Coming soon-ish, stepboards and body strapping, but I need firstly to think further about the sequence of jobs as there are various whitemetal castings to add too, such as axleboxes, buffers and end stanchions. Ideally, I almost feel as if I should add "everything before everything else", but that's not possible! Some of it may have to be glued rather than soldered, so long as it isn't likely to get knocked off again, but the kind of glue and the right time to use it depends upon when I might need to do any soaking or scrubbing to get rid of flux residues...
Maybe I'm thinking about it too much?
I then thought that a D & S etched kit for a GNR ballast brake looked pretty and would go nicely with a couple of ballast wagons passed on to me by a friend. The illustration on the packet, and the etch within, both looked at first glance to be free of tricky, time-consuming details that would have to be built up from a multitude of fiddly little bits, so I made a start. It is going quite well, but as usual, I had grossly underestimated the amount of work involved...
All of those handrails that have to be cut and bent to exact length, spaced off the body evenly, aligned neatly and persuaded to form those T-shaped joints certainly soaked up time and patience, as did the forming and fitting of the corner lamp irons. Those not shown here, which went on the ends later, were much easier to deal with.
Although there's probably little need (if any in OO) for the provided rocking W-iron at one end of this short wheelbase van, I've fitted it "rocking" rather than soldered-up solid, but I've added that z-shaped piece of springy nickel-silver wire to provide gentle downward springing of both sides of the unit. The idea is that the springing will help to limit any wobbling of the van, and prevent it from dropping into any crossing gaps that are not quite as "finescale" as they ought to be.
Most subjects, models and techniques covered in this thread are now listed in various categories on page1

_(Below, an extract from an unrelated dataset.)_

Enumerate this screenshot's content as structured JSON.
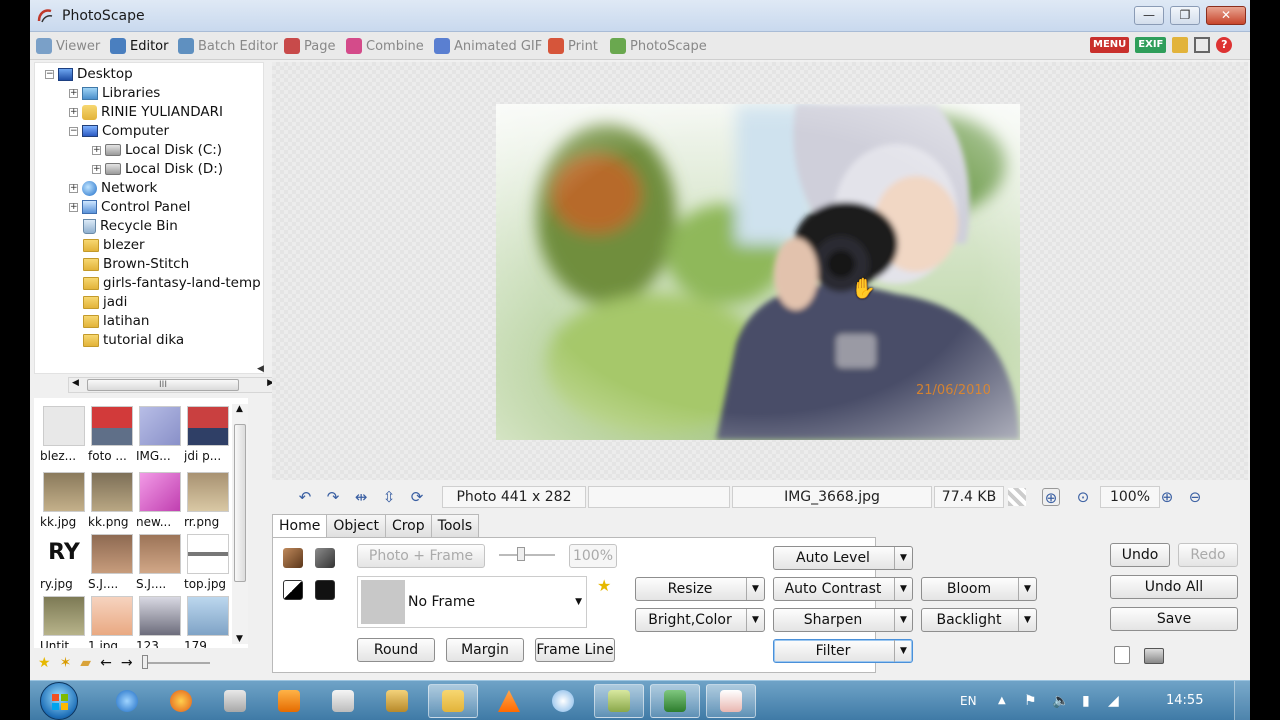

Dec. 2018: Almost all images that disappeared from my own thread following loss of free remote hosting are now restored.